**Supplied data:**
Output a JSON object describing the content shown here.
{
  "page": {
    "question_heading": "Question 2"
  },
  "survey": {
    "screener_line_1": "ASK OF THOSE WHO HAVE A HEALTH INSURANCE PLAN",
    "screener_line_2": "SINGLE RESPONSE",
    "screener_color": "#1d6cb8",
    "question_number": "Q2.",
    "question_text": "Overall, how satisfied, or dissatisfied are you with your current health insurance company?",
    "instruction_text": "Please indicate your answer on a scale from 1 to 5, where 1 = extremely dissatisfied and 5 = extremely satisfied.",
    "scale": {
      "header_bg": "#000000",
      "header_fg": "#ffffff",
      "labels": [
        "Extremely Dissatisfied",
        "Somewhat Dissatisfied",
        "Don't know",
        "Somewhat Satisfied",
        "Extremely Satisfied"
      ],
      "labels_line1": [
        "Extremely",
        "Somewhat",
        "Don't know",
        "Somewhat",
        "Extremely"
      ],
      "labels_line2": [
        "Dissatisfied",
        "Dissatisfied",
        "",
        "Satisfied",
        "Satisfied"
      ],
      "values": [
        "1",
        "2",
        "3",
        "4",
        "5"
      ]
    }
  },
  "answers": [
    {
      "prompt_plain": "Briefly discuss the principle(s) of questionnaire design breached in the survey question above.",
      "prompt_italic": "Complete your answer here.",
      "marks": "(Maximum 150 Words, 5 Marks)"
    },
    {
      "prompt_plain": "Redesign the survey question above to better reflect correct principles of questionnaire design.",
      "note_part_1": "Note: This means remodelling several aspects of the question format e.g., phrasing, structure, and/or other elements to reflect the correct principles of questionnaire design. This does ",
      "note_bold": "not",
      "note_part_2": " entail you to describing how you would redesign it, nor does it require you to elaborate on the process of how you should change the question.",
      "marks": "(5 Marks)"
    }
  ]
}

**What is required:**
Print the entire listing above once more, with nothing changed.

**Solution for this exercise:**
Output a JSON object describing the content shown here.
{
  "page": {
    "question_heading": "Question 2"
  },
  "survey": {
    "screener_line_1": "ASK OF THOSE WHO HAVE A HEALTH INSURANCE PLAN",
    "screener_line_2": "SINGLE RESPONSE",
    "screener_color": "#1d6cb8",
    "question_number": "Q2.",
    "question_text": "Overall, how satisfied, or dissatisfied are you with your current health insurance company?",
    "instruction_text": "Please indicate your answer on a scale from 1 to 5, where 1 = extremely dissatisfied and 5 = extremely satisfied.",
    "scale": {
      "header_bg": "#000000",
      "header_fg": "#ffffff",
      "labels": [
        "Extremely Dissatisfied",
        "Somewhat Dissatisfied",
        "Don't know",
        "Somewhat Satisfied",
        "Extremely Satisfied"
      ],
      "labels_line1": [
        "Extremely",
        "Somewhat",
        "Don't know",
        "Somewhat",
        "Extremely"
      ],
      "labels_line2": [
        "Dissatisfied",
        "Dissatisfied",
        "",
        "Satisfied",
        "Satisfied"
      ],
      "values": [
        "1",
        "2",
        "3",
        "4",
        "5"
      ]
    }
  },
  "answers": [
    {
      "prompt_plain": "Briefly discuss the principle(s) of questionnaire design breached in the survey question above.",
      "prompt_italic": "Complete your answer here.",
      "marks": "(Maximum 150 Words, 5 Marks)"
    },
    {
      "prompt_plain": "Redesign the survey question above to better reflect correct principles of questionnaire design.",
      "note_part_1": "Note: This means remodelling several aspects of the question format e.g., phrasing, structure, and/or other elements to reflect the correct principles of questionnaire design. This does ",
      "note_bold": "not",
      "note_part_2": " entail you to describing how you would redesign it, nor does it require you to elaborate on the process of how you should change the question.",
      "marks": "(5 Marks)"
    }
  ]
}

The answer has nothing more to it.